Early on we decided if we went someplace outdoors we’d never been before, that could count as an outdoor adventure. It didn’t have to be arduous. Just new. We also realized early on that there are a lot of museums near us. New Hampshire has a snowmobile museum, several rail depot museums, a telephone museum, a model railroad and toy museum, and a classic arcade museum that has pinball machines and electric games built no later than 1987. We didn’t go to any of those, but we did go to the NH Historical Society museum which has an old ski-doo snowmobile as an exhibit.
So what did our year of art and adventure include?
We trudged through snow up a hill in an orchard under a full moon. We camped in Evans Notch and hiked the Baldface Circle (very arduous!), slept on the front porch three times in the last month, toasty in big down bags, swam in the North Atlantic twice in September and in Long Pond during the second week of October. Wet suits are magic in cold water, but we came out a bit off balance from the cold affecting our inner ears.
We walked in Ireland and hiked in Zion Canyon, Kolob Canyon, Snow Canyon and Jenny’s Canyon (Utah is amazing) and lowered ourselves into lava tubes, caves hollowed out of old lava flows. We stayed in the Mitzpah Hut near the peak of Mt. Pierce and hiked to the summit of Mt. Mooselauke twice
Deep Cuts, Currier

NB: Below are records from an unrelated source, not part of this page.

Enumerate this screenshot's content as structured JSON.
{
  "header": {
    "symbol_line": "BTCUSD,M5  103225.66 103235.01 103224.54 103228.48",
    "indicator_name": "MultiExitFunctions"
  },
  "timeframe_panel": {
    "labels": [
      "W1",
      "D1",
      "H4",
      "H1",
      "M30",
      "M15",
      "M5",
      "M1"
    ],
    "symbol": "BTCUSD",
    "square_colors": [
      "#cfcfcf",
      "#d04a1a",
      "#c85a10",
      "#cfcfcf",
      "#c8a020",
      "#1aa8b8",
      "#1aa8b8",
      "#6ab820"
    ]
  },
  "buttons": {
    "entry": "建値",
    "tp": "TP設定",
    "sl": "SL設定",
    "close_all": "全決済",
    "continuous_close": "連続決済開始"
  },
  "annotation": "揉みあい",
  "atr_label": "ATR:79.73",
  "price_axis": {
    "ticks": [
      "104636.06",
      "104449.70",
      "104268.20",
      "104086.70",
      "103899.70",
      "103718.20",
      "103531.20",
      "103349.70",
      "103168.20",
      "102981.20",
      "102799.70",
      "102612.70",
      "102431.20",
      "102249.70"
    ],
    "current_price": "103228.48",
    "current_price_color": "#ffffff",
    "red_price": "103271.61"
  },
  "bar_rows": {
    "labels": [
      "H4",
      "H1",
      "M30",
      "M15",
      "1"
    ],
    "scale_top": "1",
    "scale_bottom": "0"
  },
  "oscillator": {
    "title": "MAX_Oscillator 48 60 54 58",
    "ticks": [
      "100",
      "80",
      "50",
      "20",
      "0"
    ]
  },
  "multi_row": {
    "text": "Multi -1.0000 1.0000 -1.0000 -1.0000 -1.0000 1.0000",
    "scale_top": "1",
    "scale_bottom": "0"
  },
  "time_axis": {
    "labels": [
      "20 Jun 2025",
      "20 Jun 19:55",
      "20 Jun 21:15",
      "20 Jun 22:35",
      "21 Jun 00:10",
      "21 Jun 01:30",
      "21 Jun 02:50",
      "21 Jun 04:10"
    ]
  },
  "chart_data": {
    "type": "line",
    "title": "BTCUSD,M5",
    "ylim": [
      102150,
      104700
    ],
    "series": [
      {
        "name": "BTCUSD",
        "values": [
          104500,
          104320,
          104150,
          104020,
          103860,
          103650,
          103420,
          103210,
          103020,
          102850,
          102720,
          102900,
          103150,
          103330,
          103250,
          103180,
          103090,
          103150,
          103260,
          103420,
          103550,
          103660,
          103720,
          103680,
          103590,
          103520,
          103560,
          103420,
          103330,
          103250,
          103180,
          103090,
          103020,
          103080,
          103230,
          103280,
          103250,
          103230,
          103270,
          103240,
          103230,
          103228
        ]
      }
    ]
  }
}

Our museum visits ranged from interesting to mind blowing. The Deep Cuts exhibit at the Currier, featuring impossibly intricate and detailed paper art, was a marvel. We took in the Whitney Biennial along with Adrienne, Emilio and Ava. We went to the Museum of Fine Arts in Boston twice, most recently to see a phenomenal performance of poetry read by Jane Hirshfield (her own and her translations of Japanese poetry) and music composed by Linda Chase. The three part piece was a collaboration written in response to the earthquake and tsunami in Japan, and was masterfully done. Stunning music along with spoken words in the best weave of the two I’ve ever heard. And that was after being enchanted by the exhibit of wild and vibrant wall-size murals by Takashi Murakami.
My favorite museum visit was to the Northwood Historical Society’s museum, open on August Saturdays from 1:00 to 3:00. The town’s artifacts are housed in the small, square, brick building that was the Northwood Narrows branch of the library when I first moved to town. It’s around the corner from my house.
David wore his short wetsuit for that visit; we stopped at the museum when we saw it was open on our way to swim. The Historical Society volunteer staffing the museum that day didn’t pay any attention to the wet suit. She was too busy watching the two helicopters circling over the fields and woods of the Narrows, looking for a fugitive batterer, a man who’d come to town after abusing his girlfriend and then ran away from the police when they found him at a house on Blake’s Hill.
They caught him. It was an exciting day in the Narrows.
Last Friday we walked the boardwalk on Coney Island, a good choice for our last outdoor adventure of the year. Closed for the season, the arcades and amusement parks were like huge broken toys. We walked with a cold wind at our backs, then turned and walked into it, along the gray water, the winter sun low in the sky. We walked for a long time.
I’m grateful to have a life that allows me to choose experiences like this, to take breaks that refresh and energize and inspire me. I hope to keep it up next year.